Born in Washington, DC, Artschwager was forty-two when he had his first solo exhibition, at Leo Castelli in 1965, seven years before Guyton was born. Now eighty-nine, Artschwager continues to amass a hard-to-categorize collection of painting, drawing, sculpture, and installation renowned for its use of offbeat materials. His gray paintings on Celotex have a texture that gives them a mysterious sculptural quality. Paintings such as “Plaque” and sculptures such as “Hair Sculpture — Shallow Recess Box” contain rubberized horsehair. And such pieces as “Door II” and “Bookcase III” are made of that classic suburban element, Formica. Guyton’s chairs might actually feel at home at several of Artschwager’s tables, including 1964’s “Description of Table,” composed of melamine laminate on plywood, and 1988’s “Double Dinner,” made of wood, Formica, paint, and rubberized hair that makes it look like it’s alive. In the 1970s, Artschwager concentrated particularly on household objects, compiling nearly one hundred paintings and sculptures of a door, a window, a table, a basket, a mirror, and a rug. Whereas Guyton uses pages from books and magazines in his work, Artschwager has created such pieces as “Bookends,” “Untitled (Book),” and the aforementioned “Bookcase III,” none of which reveals actual pages or covers. And while Guyton uses the letters X and U, Artschwager has fun with quotation marks and, most vibrantly, exclamation points, one of which is composed of plastic chartreuse bristles and dazzles the mind. (Of course, another exclamation point makes its way into the exhibition’s name.) Artschwager also leaves his mark with a series of “blps,” elongated black dots that can be found at various places in the Whitney as well as on and around the High Line, near the Whitney’s future home.

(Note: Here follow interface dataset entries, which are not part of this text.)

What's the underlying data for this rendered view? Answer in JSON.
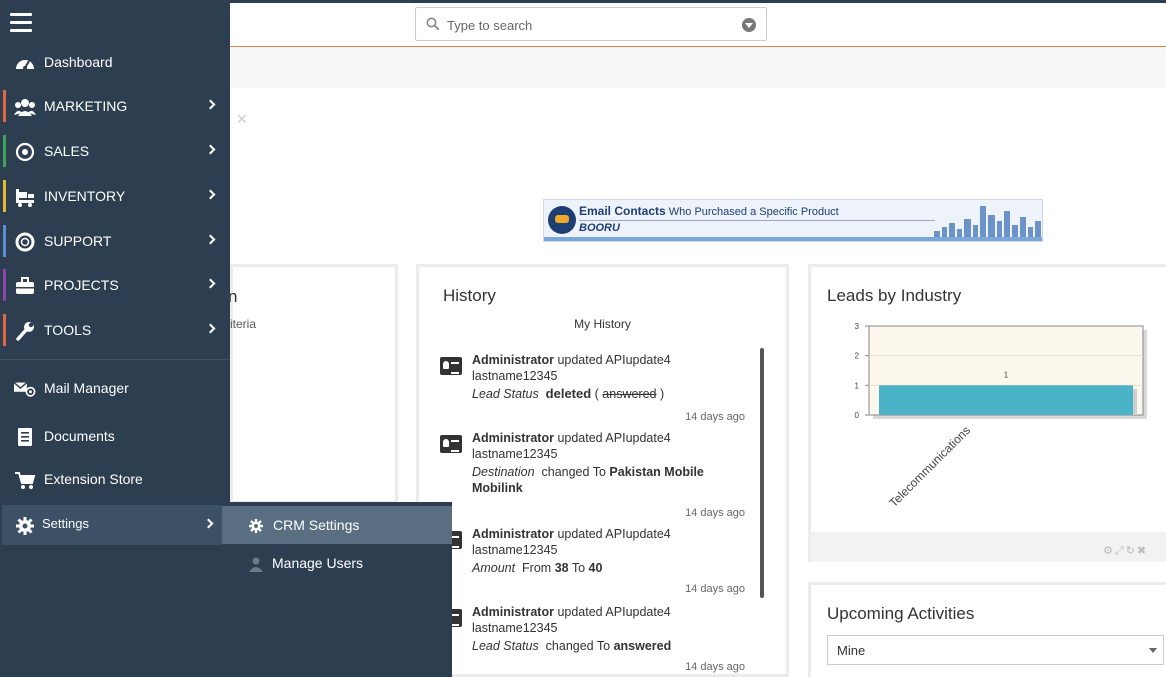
{
  "search": {
    "placeholder": "Type to search"
  },
  "sidebar": {
    "items": [
      {
        "label": "Dashboard",
        "icon": "dashboard-icon",
        "accent": ""
      },
      {
        "label": "MARKETING",
        "icon": "users-icon",
        "accent": "#e5673e"
      },
      {
        "label": "SALES",
        "icon": "target-icon",
        "accent": "#3ba55c"
      },
      {
        "label": "INVENTORY",
        "icon": "cart-icon",
        "accent": "#e6b82e"
      },
      {
        "label": "SUPPORT",
        "icon": "lifebuoy-icon",
        "accent": "#5b8fd6"
      },
      {
        "label": "PROJECTS",
        "icon": "briefcase-icon",
        "accent": "#8e44ad"
      },
      {
        "label": "TOOLS",
        "icon": "wrench-icon",
        "accent": "#e5673e"
      }
    ],
    "extras": [
      {
        "label": "Mail Manager",
        "icon": "mail-at-icon"
      },
      {
        "label": "Documents",
        "icon": "document-icon"
      },
      {
        "label": "Extension Store",
        "icon": "cart-icon"
      },
      {
        "label": "Settings",
        "icon": "gear-icon"
      }
    ]
  },
  "settings_menu": {
    "items": [
      {
        "label": "CRM Settings",
        "icon": "gear-icon"
      },
      {
        "label": "Manage Users",
        "icon": "user-icon"
      }
    ]
  },
  "banner": {
    "headline": "Email Contacts",
    "tagline": "Who Purchased a Specific Product",
    "brand": "BOORU"
  },
  "left_widget": {
    "title_tail": "n",
    "subtitle_tail": "iteria"
  },
  "history": {
    "title": "History",
    "subtitle": "My History",
    "entries": [
      {
        "actor": "Administrator",
        "verb": "updated",
        "record": "APIupdate4 lastname12345",
        "field": "Lead Status",
        "action": "deleted",
        "old": "answered",
        "time": "14 days ago"
      },
      {
        "actor": "Administrator",
        "verb": "updated",
        "record": "APIupdate4 lastname12345",
        "field": "Destination",
        "action_text": "changed To",
        "new": "Pakistan Mobile Mobilink",
        "time": "14 days ago"
      },
      {
        "actor": "Administrator",
        "verb": "updated",
        "record": "APIupdate4 lastname12345",
        "field": "Amount",
        "from_text": "From",
        "from": "38",
        "to_text": "To",
        "to": "40",
        "time": "14 days ago"
      },
      {
        "actor": "Administrator",
        "verb": "updated",
        "record": "APIupdate4 lastname12345",
        "field": "Lead Status",
        "action_text": "changed To",
        "new": "answered",
        "time": "14 days ago"
      }
    ]
  },
  "leads": {
    "title": "Leads by Industry"
  },
  "chart_data": {
    "type": "bar",
    "title": "Leads by Industry",
    "categories": [
      "Telecommunications"
    ],
    "values": [
      1
    ],
    "ylim": [
      0,
      3
    ],
    "yticks": [
      0,
      1,
      2,
      3
    ],
    "data_labels": [
      "1"
    ],
    "bar_color": "#4bb3c8",
    "xlabel": "",
    "ylabel": ""
  },
  "upcoming": {
    "title": "Upcoming Activities",
    "selected": "Mine"
  }
}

While “Wade Guyton OS” and “Richard Artschwager!” are not meant to be a dual exhibition, seeing them together offers fascinating insight into the work of two major artists, several generations apart, who view the world in unique, and at times startlingly similar, ways.